  • Values: We have all had experiences that tested our moral compasses. Think about times when you had to make decisions about the actions of yourself or close friends that tested you. These might include your first experience of drinking underage, an event of vandalism,  bullying, etc. Describe the event or circumstance in detail and how you responded to it.

This is really an incomplete list of potential narrative essay topics, and you should be able to think of many more. The key thing  is that you want to write a narrative essay on something that you really remember in detail – without that detail, you will not be able to engage the reader in the story.

Narrative writing infographic

A Video Can Tell It Well

Reading this guide will take you step by step through writing your narrative. But for those of you who learn best by seeing as well as reading, this one’s for you. Here is a YouTube video on the traits of a good narrative essay.

Crafting the Narrative Essay Outline 

You don’t need a formal outline for a narrative essay, so save yourself the anxiety. What you do need is a sequential listing of the story – the plotline, so to speak – with all of the details that should be included in each piece of the plot. You have a beginning, a middle, and an end to that story, so start with that. Don’t worry about the introduction and conclusion at this point. Just get the sequence and details listed for your rough draft.

Writing the Rough Draft

Without worrying about grammar just yet, get your story down on your screen. As you write, think about the emotions you were feeling and how you can make your description come alive for your reader. 

Revising the Rough Draft

This not your first rodeo. You know what you have to do. The piece has to be read and re-read, looking for any flaws in structure, flow, sentence construction, dialogue (if present), and, of course, the mechanics (punctuation). Get some help.

Once you have done this, then look to crafting that intriguing and compelling introduction. This will require some creativity on your part. Again, get some help if you don’t feel adequate.

The conclusion should allow for some reflection on your part. What did you learn from this experience? How were you changed because of it? 

The Final Polished Piece

If you have completed your revision carefully, you can now type up that final draft and submit it. Give it a final reading to ensure that you are totally happy with it and that it says exactly what you want it to.

Best narrative paper topics

  1. An act of kindness I never expected
  2. Reading is for pleasure
  3. Paper notes should be replaced with digital versions
  4. Social media more often make people sad rather than happy
  5. Your first World Cup: expectations and reality
Send topics by mail?

Some Additional Tips

Here are a few extra thoughts to keep in mind as you craft your narrative essay:

  • Don’t exaggerate or embellish the facts – you won’t sound genuine. If you have chosen the right topic, you will have all of the interesting facts you need.
  • Make sure that you have included a good transition from each paragraph to the next. These are really important in a narrative.
  • Get as creative as you want. The great thing about a narrative is that you have a license that you don’t have with other types of essays
  • Don’t short-change your conclusion.

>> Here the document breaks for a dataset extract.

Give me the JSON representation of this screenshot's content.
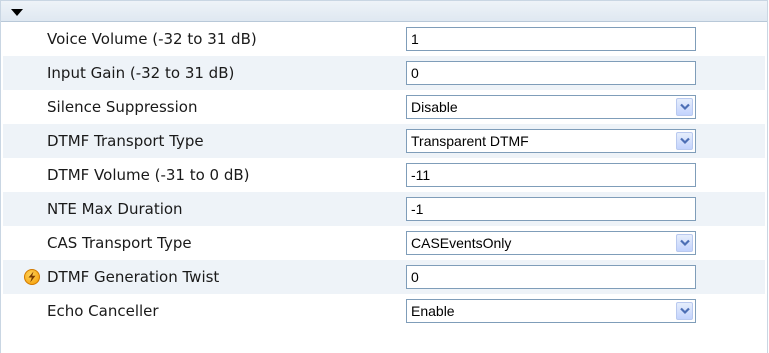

The reader wants to know how this event impacted you.
  • Follow any narrative essay format requirements that your instructor has given – you want a happy reader, after all.

We are all born as storytellers. Our inner voice tells the first story we ever hear

Kamand Kojouri

 An Infographic that May Help

Part of understanding how to write a narrative essay is understanding the process you should go through as you craft it. This infographic should provide a solid roadmap for you:

You now have all of the information and coaching you need for a good narrative – get writing and have fun while you do it. You can be creative, poignant, humorous, or inspirational – the choice is yours.

How ready is your essay? Choose the stage you are at right now
What’s next and what’s missing?

How ready is your essay?